Print the data that follows again, keeping every line exact.

<<<<

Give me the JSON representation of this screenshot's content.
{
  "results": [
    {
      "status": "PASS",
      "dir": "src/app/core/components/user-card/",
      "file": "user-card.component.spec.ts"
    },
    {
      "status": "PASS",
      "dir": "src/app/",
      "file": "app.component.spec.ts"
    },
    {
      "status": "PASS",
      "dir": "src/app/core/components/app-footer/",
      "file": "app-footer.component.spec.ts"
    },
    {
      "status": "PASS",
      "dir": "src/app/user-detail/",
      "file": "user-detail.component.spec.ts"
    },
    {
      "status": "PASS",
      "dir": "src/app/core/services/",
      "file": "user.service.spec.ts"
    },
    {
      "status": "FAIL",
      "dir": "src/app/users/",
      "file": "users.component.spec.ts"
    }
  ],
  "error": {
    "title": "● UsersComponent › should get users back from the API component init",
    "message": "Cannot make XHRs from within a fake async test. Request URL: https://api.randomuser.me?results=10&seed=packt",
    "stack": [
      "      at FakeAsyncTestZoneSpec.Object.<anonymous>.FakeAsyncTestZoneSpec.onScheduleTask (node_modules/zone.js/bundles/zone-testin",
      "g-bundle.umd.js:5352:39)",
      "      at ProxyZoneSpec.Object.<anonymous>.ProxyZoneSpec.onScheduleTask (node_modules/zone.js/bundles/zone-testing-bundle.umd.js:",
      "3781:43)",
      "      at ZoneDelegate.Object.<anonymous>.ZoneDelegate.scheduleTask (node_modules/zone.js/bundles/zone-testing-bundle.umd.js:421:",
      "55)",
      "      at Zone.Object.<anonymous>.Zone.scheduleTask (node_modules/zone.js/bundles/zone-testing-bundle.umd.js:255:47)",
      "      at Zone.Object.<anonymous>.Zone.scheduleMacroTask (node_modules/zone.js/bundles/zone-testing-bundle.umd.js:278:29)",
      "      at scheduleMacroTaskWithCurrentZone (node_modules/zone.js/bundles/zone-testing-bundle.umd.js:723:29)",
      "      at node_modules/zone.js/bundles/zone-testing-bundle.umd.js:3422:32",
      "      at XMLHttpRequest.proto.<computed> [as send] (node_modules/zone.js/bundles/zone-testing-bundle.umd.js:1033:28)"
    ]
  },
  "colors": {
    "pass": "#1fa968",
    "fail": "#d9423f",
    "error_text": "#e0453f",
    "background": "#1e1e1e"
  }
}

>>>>

• **Exercise response**:
Give me the JSON representation of this screenshot's content.
{
  "results": [
    {
      "status": "PASS",
      "dir": "src/app/core/components/user-card/",
      "file": "user-card.component.spec.ts"
    },
    {
      "status": "PASS",
      "dir": "src/app/",
      "file": "app.component.spec.ts"
    },
    {
      "status": "PASS",
      "dir": "src/app/core/components/app-footer/",
      "file": "app-footer.component.spec.ts"
    },
    {
      "status": "PASS",
      "dir": "src/app/user-detail/",
      "file": "user-detail.component.spec.ts"
    },
    {
      "status": "PASS",
      "dir": "src/app/core/services/",
      "file": "user.service.spec.ts"
    },
    {
      "status": "FAIL",
      "dir": "src/app/users/",
      "file": "users.component.spec.ts"
    }
  ],
  "error": {
    "title": "● UsersComponent › should get users back from the API component init",
    "message": "Cannot make XHRs from within a fake async test. Request URL: https://api.randomuser.me?results=10&seed=packt",
    "stack": [
      "      at FakeAsyncTestZoneSpec.Object.<anonymous>.FakeAsyncTestZoneSpec.onScheduleTask (node_modules/zone.js/bundles/zone-testin",
      "g-bundle.umd.js:5352:39)",
      "      at ProxyZoneSpec.Object.<anonymous>.ProxyZoneSpec.onScheduleTask (node_modules/zone.js/bundles/zone-testing-bundle.umd.js:",
      "3781:43)",
      "      at ZoneDelegate.Object.<anonymous>.ZoneDelegate.scheduleTask (node_modules/zone.js/bundles/zone-testing-bundle.umd.js:421:",
      "55)",
      "      at Zone.Object.<anonymous>.Zone.scheduleTask (node_modules/zone.js/bundles/zone-testing-bundle.umd.js:255:47)",
      "      at Zone.Object.<anonymous>.Zone.scheduleMacroTask (node_modules/zone.js/bundles/zone-testing-bundle.umd.js:278:29)",
      "      at scheduleMacroTaskWithCurrentZone (node_modules/zone.js/bundles/zone-testing-bundle.umd.js:723:29)",
      "      at node_modules/zone.js/bundles/zone-testing-bundle.umd.js:3422:32",
      "      at XMLHttpRequest.proto.<computed> [as send] (node_modules/zone.js/bundles/zone-testing-bundle.umd.js:1033:28)"
    ]
  },
  "colors": {
    "pass": "#1fa968",
    "fail": "#d9423f",
    "error_text": "#e0453f",
    "background": "#1e1e1e"
  }
}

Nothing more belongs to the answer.